"What is it, Dorothy? Are you okay?" He asked, and the question seemed in earnest.
"No, I'm not..." I answered. I had no idea how to approach the subject, and I was scared out of my wits.
"What's wrong?" He asked, his voice soft, and then his face went pale. Just as quickly as his smile had run away, worry lines appeared on his forehead, and he looked guilty. "You...do you regret last night?"
"Last night?" I asked in a blind panic. Brian was giving me the answers I desired without provocation. "I don't remember last night! What hap--"
He didn't allow me the chance to finish my sentence.
"Well, of course you don't remember last night," He began. His face had turned dark, and he recoiled some. Clearly, this was not the response he was looking for. "We both got pretty drunk. I'm surprised I remember half as much as I do."
That wasn't the response I had been looking for, either. This was absolutely, without a doubt, the most absurd thing I had ever heard in my life.
"Brian, I don't drink! What the hell is going on?!"
"You drank last night," He said, and I was overcome with feelings of guilt. I remembered Brian offering me a beer, but I also remembered turning it down. Yet, just like when I had confronted him about his cigarette butts, I felt compelled to agree with his arguments. He was right, it was silly of me to deny it in the first place. We had had a few beers, and there wasn't any shame in admitting to that. So why was I so adamant that I hadn't?

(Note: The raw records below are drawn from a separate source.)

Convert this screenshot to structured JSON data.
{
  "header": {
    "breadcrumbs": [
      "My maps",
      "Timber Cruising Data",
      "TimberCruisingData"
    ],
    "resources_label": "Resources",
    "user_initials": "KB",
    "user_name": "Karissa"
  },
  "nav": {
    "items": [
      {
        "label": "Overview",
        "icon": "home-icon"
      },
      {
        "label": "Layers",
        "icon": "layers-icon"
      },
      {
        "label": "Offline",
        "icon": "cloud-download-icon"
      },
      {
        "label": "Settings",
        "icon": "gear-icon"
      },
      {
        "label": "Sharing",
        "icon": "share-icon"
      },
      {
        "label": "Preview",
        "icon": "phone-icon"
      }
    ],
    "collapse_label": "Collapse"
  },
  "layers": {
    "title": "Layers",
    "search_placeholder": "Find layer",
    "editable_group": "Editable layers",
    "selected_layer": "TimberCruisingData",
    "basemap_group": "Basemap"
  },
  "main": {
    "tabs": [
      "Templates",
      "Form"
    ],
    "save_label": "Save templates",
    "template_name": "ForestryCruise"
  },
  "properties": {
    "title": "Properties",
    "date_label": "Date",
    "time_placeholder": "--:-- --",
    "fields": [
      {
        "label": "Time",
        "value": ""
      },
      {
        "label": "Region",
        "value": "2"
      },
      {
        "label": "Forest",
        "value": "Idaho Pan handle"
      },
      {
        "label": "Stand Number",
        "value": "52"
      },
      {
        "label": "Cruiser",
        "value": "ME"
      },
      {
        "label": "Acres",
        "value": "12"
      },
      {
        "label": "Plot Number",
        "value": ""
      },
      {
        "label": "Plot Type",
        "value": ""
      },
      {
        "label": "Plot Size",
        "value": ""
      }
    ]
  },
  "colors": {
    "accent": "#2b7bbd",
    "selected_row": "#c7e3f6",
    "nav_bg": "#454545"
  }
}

The sudden recollection that something had happened between us brought me back to the truth; I had never touched a drop of alcohol in my life, and to suggest or think otherwise was ridiculous. There was simply no way that I had gotten drunk with Brian, and no way that what he was implying by telling me so was true, either.
None of it made any sense. I knew I had turned down the alcohol and the contradiction forced my brain to shut down. I stared at Brian, dumbfounded, waiting for further explanation. As if any answer he gave could be trusted.
"You and I drank a lot, and we started talking about that guy who was a dick to you at work yesterday..." He said. "I'm not sure why, but we started making out, and then after a while you said you wanted to...y'know...and so we did."
He didn't seem to feel very embarrassed, nor sympathetic to the fact that I was scared, confused, and certain that things had not occurred the way he was telling me they had.
"I...no...that can't...I would never have done that, it does--" I replied, my voice quavering.
He cut me off again, then, and any bond between the two of us snapped like a twig. I knew, I knew, that I had done no drinking the night before. Despite all evidence to the contrary, despite my roommates strange power over my memories, there was no way I had gotten drunk and had sex with Brian. He had to be wrong.
"Well, you did. We did." He replied. He shook his head and shrugged. The tone of voice he took was tense, like a parent scolding a child for something petty. "I guess if you don't want to do that again, we won't. Okay?"
I couldn't believe my ears. There was something in the way he spoke that made it impossible to defend myself from his brutal words. It was the same sort of indignant, almost hypnotic tone that he'd used with me when I confronted him about the stray cigarette butts. He made me feel small and weak, and I did nothing as he turned and left the room.
The weeks since have been strained and uncomfortable. I can't bring myself to spend time with Brian any longer, which means that I have been effectively pushed out of my own living room; when he's not spending hours in his room being silent, he's on the couch playing video games or watching Netflix. Not only that, but if I leave my room and happen to pass him by, he'll glare at me like I'm an enemy from a foreign country.
I feel like my apartment has become a minefield. Whatever way I turn, traces of Brian are there. The place is a wreck once again, and I don't have the energy or the courage most days to clean it up.
There has to be some way to make things right, to make myself feel comfortable again. But short of kicking Brian out, I'm not sure what to do.